Coal crossed the border
Although transshipment of Russian foreign trade cargo via the ports of the Baltic states and Ukraine decreased in the first half of 2017 by 6.84%, coal transshipment via foreign ports surged, which even resulted in some growth of Russian cargo handled by neighboring states, in absolute terms.
Ice, heat, floods and modernization
According to the Ministry of Transport, transshipment of Russia’s foreign trade cargo via the ports of the Baltic states and Ukraine in the first half of 2017 grew by 5.8% to 25.32 mln t, including 21.29 mln t handled by the Baltic ports (+0.2%) and 4 mln t handled by Ukraine’s ports (+49.6%). In general, transshipment of Russian cargo grew by more than 8%. In relative terms, the share of foreign ports declined by 0.2%.

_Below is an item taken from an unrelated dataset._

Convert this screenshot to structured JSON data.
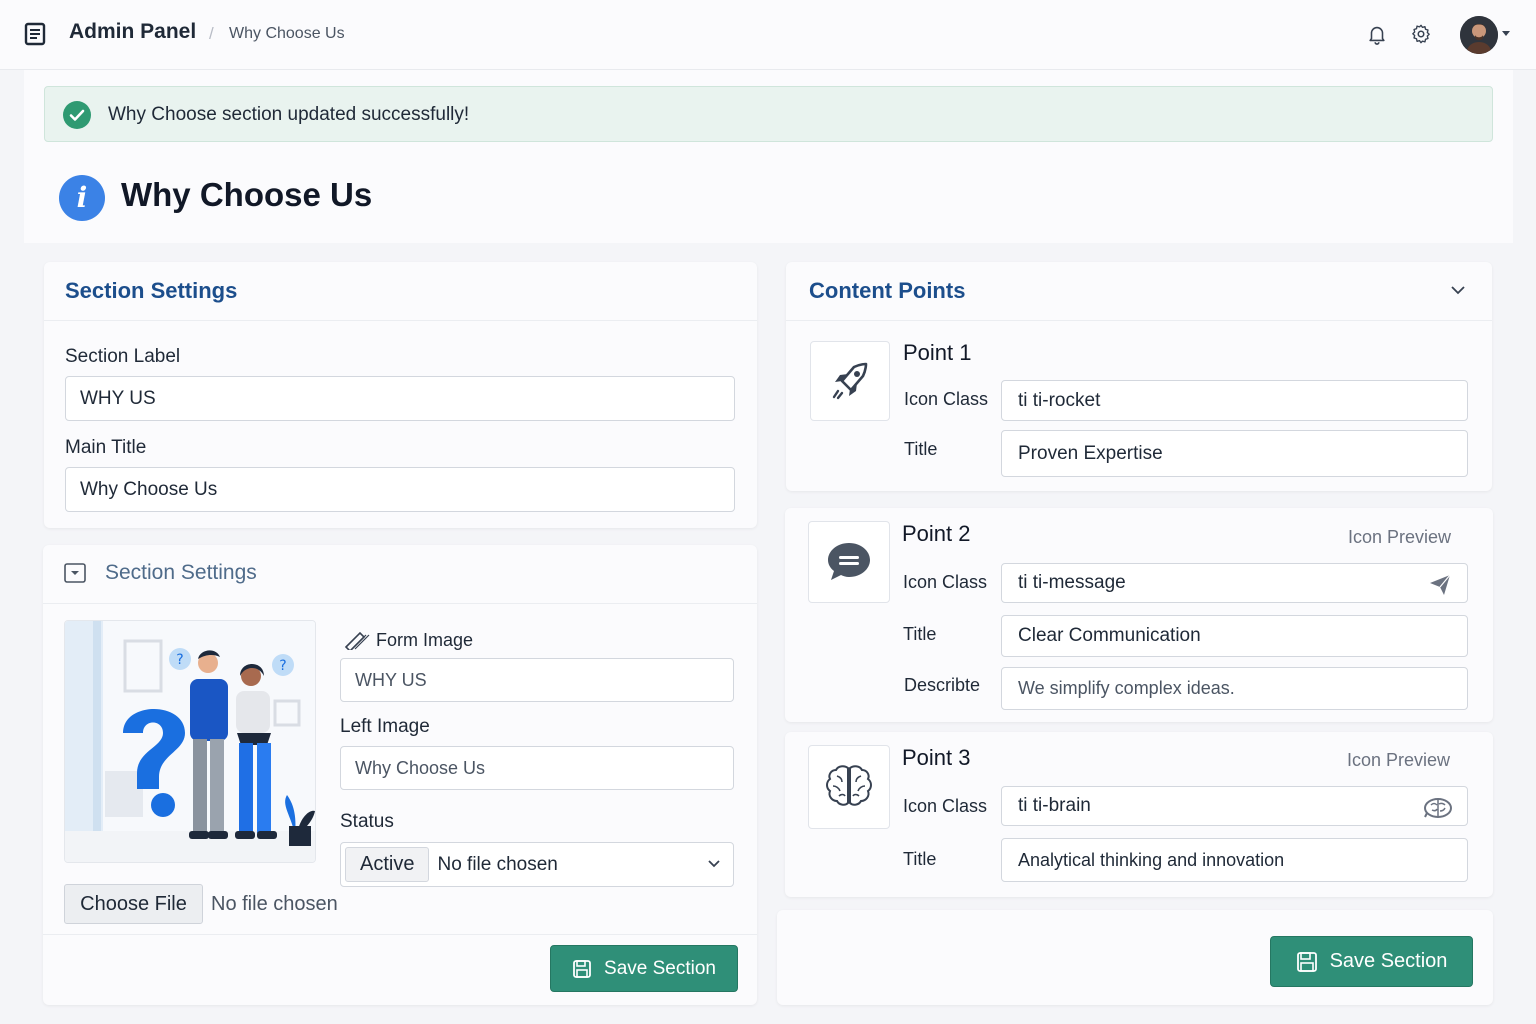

The growth of transshipment via foreign ports was driven mainly by coal. The Baltic ports handled 9.74 mln t (+34.5%), transshipment via the ports of Ukraine surged almost 3-fold to 2.81 mln t. First of all, that should be attributed to interruption of deliveries from Australia because of floods with other countries, including Russia, ready to take advantage of the situation. Secondly, modernization of railway infrastructure in the Far East direction caused redirection of cargo flows to western ports including foreign ones. The third cause is a heat wave in Europe and other regions supplied by coal via European ports which resulted in increased consumption of electricity for air conditioners, hence the demand for coal. Besides, partial shifting of cargo flows to the ports of the Baltic states in winter-spring 2017 can be explained by ice situation.
However, in the long-term future ‘coal boom’ in the western direction is not likely to continue amid the expansion in the capacity of railways towards the Far East which is to become the key direction of export coal. According to the plans of the Ministry of Economic Development of the Russian Federation, Russia will increase its share in the APR markets from 8% to 15%. That will be facilitated with the certification of Russian coal in China. In the result, more than a half of Russia’s export coal will flow to the APR markets.
Meanwhile, transshipment of crude oil and oil products via the ports of the neighboring countries continues to decrease, as it was forecasted. In HI’17, transshipment of liquid bulk cargo via the ports of the Baltic states reduced by almost a half to 3.4 mln t.
Exports of mineral fertilizers via the foreign ports are flat, year-on-year.
In general, the situation with Russia’s dependence on the ports of neighboring states is the following: there are no enough facilities dedicated for some types of cargo (coal, mineral fertilizers) in European part of Russia, which is deeply felt during the periods of peak demand caused by the market situation and other factors. Exporters operating their own transshipment facilities are in the best position both in the Far East and in European part, as they can promptly shift cargo flows from one direction to another.